Spike Jones wrote:
> Yup, photons do behave strangely. In college I was
> shown the famous double slit experiment, wherein a
> laser forms a horizontal spread, as you called it. You
> can send photons through double slits, and form
> a pattern of high and low illumination on the wall behind.
> This is explained by wave interference. But now you
> can turn the power to the laser so low, that the photons
> pass through *one at a time*. If you do that, you can
> observe that the pattern does not go away. Therefore, each
> photon must be somehow splitting into a wave, waving
> through *both* slits, interfering with *itself*, creating
> the interference pattern on the back wall. QM is weird
> stuff, James. spike
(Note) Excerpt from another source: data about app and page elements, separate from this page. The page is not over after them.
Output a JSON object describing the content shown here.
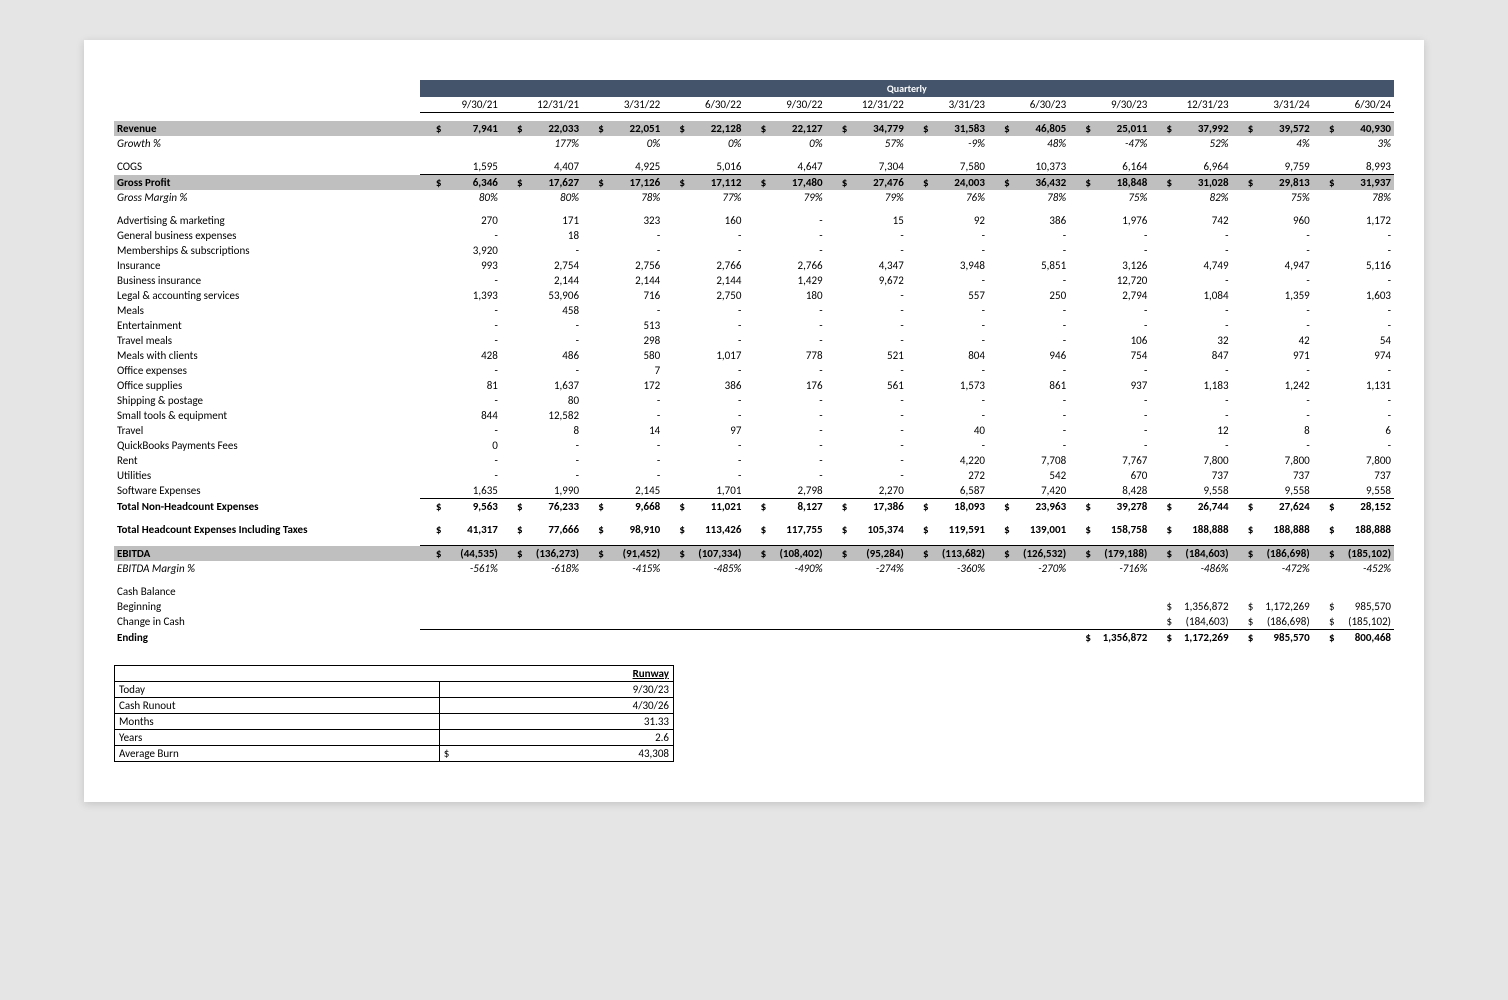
{
  "periodicity": "Quarterly",
  "periods": [
    "9/30/21",
    "12/31/21",
    "3/31/22",
    "6/30/22",
    "9/30/22",
    "12/31/22",
    "3/31/23",
    "6/30/23",
    "9/30/23",
    "12/31/23",
    "3/31/24",
    "6/30/24"
  ],
  "rows": [
    {
      "k": "hl",
      "label": "Revenue",
      "d": true,
      "v": [
        "7,941",
        "22,033",
        "22,051",
        "22,128",
        "22,127",
        "34,779",
        "31,583",
        "46,805",
        "25,011",
        "37,992",
        "39,572",
        "40,930"
      ]
    },
    {
      "k": "ital",
      "label": "Growth %",
      "v": [
        "",
        "177%",
        "0%",
        "0%",
        "0%",
        "57%",
        "-9%",
        "48%",
        "-47%",
        "52%",
        "4%",
        "3%"
      ]
    },
    {
      "k": "sp"
    },
    {
      "k": "",
      "label": "COGS",
      "v": [
        "1,595",
        "4,407",
        "4,925",
        "5,016",
        "4,647",
        "7,304",
        "7,580",
        "10,373",
        "6,164",
        "6,964",
        "9,759",
        "8,993"
      ]
    },
    {
      "k": "hl topline",
      "label": "Gross Profit",
      "d": true,
      "v": [
        "6,346",
        "17,627",
        "17,126",
        "17,112",
        "17,480",
        "27,476",
        "24,003",
        "36,432",
        "18,848",
        "31,028",
        "29,813",
        "31,937"
      ]
    },
    {
      "k": "ital",
      "label": "Gross Margin %",
      "v": [
        "80%",
        "80%",
        "78%",
        "77%",
        "79%",
        "79%",
        "76%",
        "78%",
        "75%",
        "82%",
        "75%",
        "78%"
      ]
    },
    {
      "k": "sp"
    },
    {
      "k": "",
      "label": "Advertising & marketing",
      "v": [
        "270",
        "171",
        "323",
        "160",
        "-",
        "15",
        "92",
        "386",
        "1,976",
        "742",
        "960",
        "1,172"
      ]
    },
    {
      "k": "",
      "label": "General business expenses",
      "v": [
        "-",
        "18",
        "-",
        "-",
        "-",
        "-",
        "-",
        "-",
        "-",
        "-",
        "-",
        "-"
      ]
    },
    {
      "k": "",
      "label": "Memberships & subscriptions",
      "v": [
        "3,920",
        "-",
        "-",
        "-",
        "-",
        "-",
        "-",
        "-",
        "-",
        "-",
        "-",
        "-"
      ]
    },
    {
      "k": "",
      "label": "Insurance",
      "v": [
        "993",
        "2,754",
        "2,756",
        "2,766",
        "2,766",
        "4,347",
        "3,948",
        "5,851",
        "3,126",
        "4,749",
        "4,947",
        "5,116"
      ]
    },
    {
      "k": "",
      "label": "Business insurance",
      "v": [
        "-",
        "2,144",
        "2,144",
        "2,144",
        "1,429",
        "9,672",
        "-",
        "-",
        "12,720",
        "-",
        "-",
        "-"
      ]
    },
    {
      "k": "",
      "label": "Legal & accounting services",
      "v": [
        "1,393",
        "53,906",
        "716",
        "2,750",
        "180",
        "-",
        "557",
        "250",
        "2,794",
        "1,084",
        "1,359",
        "1,603"
      ]
    },
    {
      "k": "",
      "label": "Meals",
      "v": [
        "-",
        "458",
        "-",
        "-",
        "-",
        "-",
        "-",
        "-",
        "-",
        "-",
        "-",
        "-"
      ]
    },
    {
      "k": "",
      "label": "Entertainment",
      "v": [
        "-",
        "-",
        "513",
        "-",
        "-",
        "-",
        "-",
        "-",
        "-",
        "-",
        "-",
        "-"
      ]
    },
    {
      "k": "",
      "label": "Travel meals",
      "v": [
        "-",
        "-",
        "298",
        "-",
        "-",
        "-",
        "-",
        "-",
        "106",
        "32",
        "42",
        "54"
      ]
    },
    {
      "k": "",
      "label": "Meals with clients",
      "v": [
        "428",
        "486",
        "580",
        "1,017",
        "778",
        "521",
        "804",
        "946",
        "754",
        "847",
        "971",
        "974"
      ]
    },
    {
      "k": "",
      "label": "Office expenses",
      "v": [
        "-",
        "-",
        "7",
        "-",
        "-",
        "-",
        "-",
        "-",
        "-",
        "-",
        "-",
        "-"
      ]
    },
    {
      "k": "",
      "label": "Office supplies",
      "v": [
        "81",
        "1,637",
        "172",
        "386",
        "176",
        "561",
        "1,573",
        "861",
        "937",
        "1,183",
        "1,242",
        "1,131"
      ]
    },
    {
      "k": "",
      "label": "Shipping & postage",
      "v": [
        "-",
        "80",
        "-",
        "-",
        "-",
        "-",
        "-",
        "-",
        "-",
        "-",
        "-",
        "-"
      ]
    },
    {
      "k": "",
      "label": "Small tools & equipment",
      "v": [
        "844",
        "12,582",
        "-",
        "-",
        "-",
        "-",
        "-",
        "-",
        "-",
        "-",
        "-",
        "-"
      ]
    },
    {
      "k": "",
      "label": "Travel",
      "v": [
        "-",
        "8",
        "14",
        "97",
        "-",
        "-",
        "40",
        "-",
        "-",
        "12",
        "8",
        "6"
      ]
    },
    {
      "k": "",
      "label": "QuickBooks Payments Fees",
      "v": [
        "0",
        "-",
        "-",
        "-",
        "-",
        "-",
        "-",
        "-",
        "-",
        "-",
        "-",
        "-"
      ]
    },
    {
      "k": "",
      "label": "Rent",
      "v": [
        "-",
        "-",
        "-",
        "-",
        "-",
        "-",
        "4,220",
        "7,708",
        "7,767",
        "7,800",
        "7,800",
        "7,800"
      ]
    },
    {
      "k": "",
      "label": "Utilities",
      "v": [
        "-",
        "-",
        "-",
        "-",
        "-",
        "-",
        "272",
        "542",
        "670",
        "737",
        "737",
        "737"
      ]
    },
    {
      "k": "",
      "label": "Software Expenses",
      "v": [
        "1,635",
        "1,990",
        "2,145",
        "1,701",
        "2,798",
        "2,270",
        "6,587",
        "7,420",
        "8,428",
        "9,558",
        "9,558",
        "9,558"
      ]
    },
    {
      "k": "bold topline",
      "label": "Total Non-Headcount Expenses",
      "d": true,
      "v": [
        "9,563",
        "76,233",
        "9,668",
        "11,021",
        "8,127",
        "17,386",
        "18,093",
        "23,963",
        "39,278",
        "26,744",
        "27,624",
        "28,152"
      ]
    },
    {
      "k": "sp"
    },
    {
      "k": "bold",
      "label": "Total Headcount Expenses Including Taxes",
      "d": true,
      "v": [
        "41,317",
        "77,666",
        "98,910",
        "113,426",
        "117,755",
        "105,374",
        "119,591",
        "139,001",
        "158,758",
        "188,888",
        "188,888",
        "188,888"
      ]
    },
    {
      "k": "sp"
    },
    {
      "k": "hl topline",
      "label": "EBITDA",
      "d": true,
      "v": [
        "(44,535)",
        "(136,273)",
        "(91,452)",
        "(107,334)",
        "(108,402)",
        "(95,284)",
        "(113,682)",
        "(126,532)",
        "(179,188)",
        "(184,603)",
        "(186,698)",
        "(185,102)"
      ]
    },
    {
      "k": "ital",
      "label": "EBITDA Margin %",
      "v": [
        "-561%",
        "-618%",
        "-415%",
        "-485%",
        "-490%",
        "-274%",
        "-360%",
        "-270%",
        "-716%",
        "-486%",
        "-472%",
        "-452%"
      ]
    },
    {
      "k": "sp"
    },
    {
      "k": "",
      "label": "Cash Balance",
      "v": [
        "",
        "",
        "",
        "",
        "",
        "",
        "",
        "",
        "",
        "",
        "",
        ""
      ]
    },
    {
      "k": "",
      "label": "Beginning",
      "d": true,
      "v": [
        "",
        "",
        "",
        "",
        "",
        "",
        "",
        "",
        "",
        "1,356,872",
        "1,172,269",
        "985,570"
      ]
    },
    {
      "k": "",
      "label": "Change in Cash",
      "d": true,
      "v": [
        "",
        "",
        "",
        "",
        "",
        "",
        "",
        "",
        "",
        "(184,603)",
        "(186,698)",
        "(185,102)"
      ]
    },
    {
      "k": "bold topline",
      "label": "Ending",
      "d": true,
      "v": [
        "",
        "",
        "",
        "",
        "",
        "",
        "",
        "",
        "1,356,872",
        "1,172,269",
        "985,570",
        "800,468"
      ]
    }
  ],
  "runway": {
    "title": "Runway",
    "items": [
      {
        "label": "Today",
        "value": "9/30/23"
      },
      {
        "label": "Cash Runout",
        "value": "4/30/26"
      },
      {
        "label": "Months",
        "value": "31.33"
      },
      {
        "label": "Years",
        "value": "2.6"
      },
      {
        "label": "Average Burn",
        "value": "43,308",
        "d": true
      }
    ]
  }
}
Maybe you can help me here. I was trying to remember the other QM demo from college physics in which the beam is passed through a slit or pair of slits that are vertical, thus screening out all the side to side waves or particles, then through a slit or pair of slits turned 90 degrees .......and then it all gets foggy in my mind. If I remember right it ends up that the particles still have the same intensity as if they had never passed through the first slits, etc.
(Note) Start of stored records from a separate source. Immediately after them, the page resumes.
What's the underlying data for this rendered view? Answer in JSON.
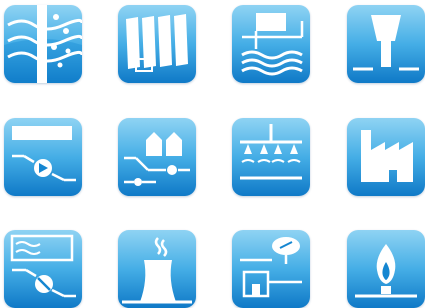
{
  "theme": {
    "tile_top": "#8fd3f3",
    "tile_bottom": "#0f79c7",
    "glyph": "#ffffff"
  },
  "icons": [
    {
      "name": "filter-column-wave-icon"
    },
    {
      "name": "filter-panels-icon"
    },
    {
      "name": "sedimentation-tank-icon"
    },
    {
      "name": "cooling-tower-icon"
    },
    {
      "name": "tank-pump-icon"
    },
    {
      "name": "silo-valve-icon"
    },
    {
      "name": "sprinkler-icon"
    },
    {
      "name": "factory-icon"
    },
    {
      "name": "tank-heat-pump-icon"
    },
    {
      "name": "power-plant-icon"
    },
    {
      "name": "valve-building-icon"
    },
    {
      "name": "gas-burner-icon"
    }
  ]
}
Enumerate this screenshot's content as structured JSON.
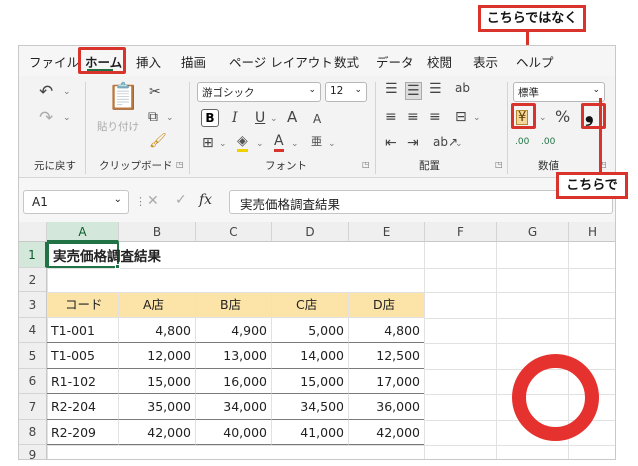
{
  "menu": {
    "tabs": [
      "ファイル",
      "ホーム",
      "挿入",
      "描画",
      "ページ レイアウト",
      "数式",
      "データ",
      "校閲",
      "表示",
      "ヘルプ"
    ],
    "active_tab": "ホーム"
  },
  "ribbon": {
    "undo_group_label": "元に戻す",
    "clipboard": {
      "paste_label": "貼り付け",
      "group_label": "クリップボード"
    },
    "font": {
      "font_name": "游ゴシック",
      "font_size": "12",
      "bold": "B",
      "italic": "I",
      "underline": "U",
      "grow": "A",
      "shrink": "A",
      "font_color": "A",
      "furigana": "亜",
      "group_label": "フォント"
    },
    "alignment": {
      "group_label": "配置"
    },
    "number": {
      "format": "標準",
      "percent": "%",
      "comma": "❟",
      "inc_decimal": ".00",
      "dec_decimal": ".00",
      "group_label": "数値"
    }
  },
  "formula_bar": {
    "name_box": "A1",
    "fx": "fx",
    "content": "実売価格調査結果"
  },
  "sheet": {
    "columns": [
      "A",
      "B",
      "C",
      "D",
      "E",
      "F",
      "G",
      "H"
    ],
    "rows": [
      "1",
      "2",
      "3",
      "4",
      "5",
      "6",
      "7",
      "8",
      "9"
    ],
    "title": "実売価格調査結果",
    "headers": [
      "コード",
      "A店",
      "B店",
      "C店",
      "D店"
    ],
    "data": [
      [
        "T1-001",
        "4,800",
        "4,900",
        "5,000",
        "4,800"
      ],
      [
        "T1-005",
        "12,000",
        "13,000",
        "14,000",
        "12,500"
      ],
      [
        "R1-102",
        "15,000",
        "16,000",
        "15,000",
        "17,000"
      ],
      [
        "R2-204",
        "35,000",
        "34,000",
        "34,500",
        "36,000"
      ],
      [
        "R2-209",
        "42,000",
        "40,000",
        "41,000",
        "42,000"
      ]
    ]
  },
  "annotations": {
    "not_this": "こちらではなく",
    "this_one": "こちらで",
    "accent": "#d9342b"
  }
}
Anyone who can jog my memory on this, or the name of the demo would be much appreciated.